A more pertinent question can be raised concerning lifestyle, however, if the transplant team realizes that the person in need will not look after himself or herself after receiving a new organ. In other words, if the person is not prepared to follow a careful diet, give up alcohol or smoking, or take the immunosuppressant drugs properly, then should the team take such a person off the transplant list? There are strong arguments in favour of this position. The squandering of a scarce and expensive resource, one that another would use properly, is a major consideration in the assigning of that resource. People, even people who may have abused themselves into their present difficulties, deserve a full and equal chance to live a renewed life through a transplant, but only if they are willing to look after the gift that is given them. Such, I believe, is the traditional, Catholic notion of stewardship.
Third, and finally, we need to consider for a moment a number of issues that arise concerning living organ donations. To this point, we may have assumed that all organs are cadaver organs, that is, donated from those who have just died. Today, however, there are possibilities for people to donate an organ or a part of an organ without dying. It is not unusual, for example, for parents or siblings to donate one of their kidneys or a part of their liver to a loved one whose organs have failed. When the donor is related to the recipient, the threat of rejection is often considerably less. These operations are becoming more common and are often truly a gift of new life. But they are not without problems and I will briefly mention three.

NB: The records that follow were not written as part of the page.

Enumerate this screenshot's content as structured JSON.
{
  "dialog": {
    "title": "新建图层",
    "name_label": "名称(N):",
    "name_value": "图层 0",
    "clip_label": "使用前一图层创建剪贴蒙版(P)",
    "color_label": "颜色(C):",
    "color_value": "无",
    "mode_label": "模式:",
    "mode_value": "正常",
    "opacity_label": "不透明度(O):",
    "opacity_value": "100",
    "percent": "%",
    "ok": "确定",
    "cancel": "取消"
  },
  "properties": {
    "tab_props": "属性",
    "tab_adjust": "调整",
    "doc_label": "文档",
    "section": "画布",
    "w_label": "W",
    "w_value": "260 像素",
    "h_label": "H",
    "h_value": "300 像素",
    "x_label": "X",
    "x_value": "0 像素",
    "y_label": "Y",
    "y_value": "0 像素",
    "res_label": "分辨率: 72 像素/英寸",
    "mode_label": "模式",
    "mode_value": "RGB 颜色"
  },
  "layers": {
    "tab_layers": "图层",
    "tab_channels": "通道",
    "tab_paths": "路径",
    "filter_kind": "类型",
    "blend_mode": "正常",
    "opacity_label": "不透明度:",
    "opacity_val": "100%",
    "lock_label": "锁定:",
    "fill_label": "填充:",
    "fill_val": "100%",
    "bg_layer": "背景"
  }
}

1. The most obvious problem is the risk to the donor. He or she must go through a serious operation with the usual risks and must then live without the organ or part that has been given. Ordinarily, this does not pose a problem for the donor, but it may restrict his or her lifestyle somewhat because they would be a bit more vulnerable with, say, only one kidney.
2. There is also the pressure that may be put on relatives to donate an organ. I do not believe that there can ever be an obligation for a family member to donate a body part to another person. Most family members, it seems, are quite prepared to be generous when a loved one is in need. But there may be many reasons why donating will not be acceptable to a possible donor. One can imagine the pressure, and perhaps the guilt of refusal, for the family member who is compatible. However, I believe that a free gift, not a pressured choice which can lead to all kinds of resentment and recriminations, is the only healthy choice.
3. Lastly, one might raise the question of donating an organ to someone you do not even know! I recall a number of high school students who were prepared to do precisely this after hearing a talk about living donors. They never thought about the eventual possibilities of needing two kidneys should they have a child or a spouse who needed one! Would older people, then, be likely candidates as anonymous living donors? Little is known about what this might mean for older people who may need all their organs precisely because they are getting older. Perhaps this is one of those questions that cannot be answered at the present time. We will have to learn from those generous people who have given an organ to a loved one and are now living with the consequences. Only time will tell us what those consequences really are.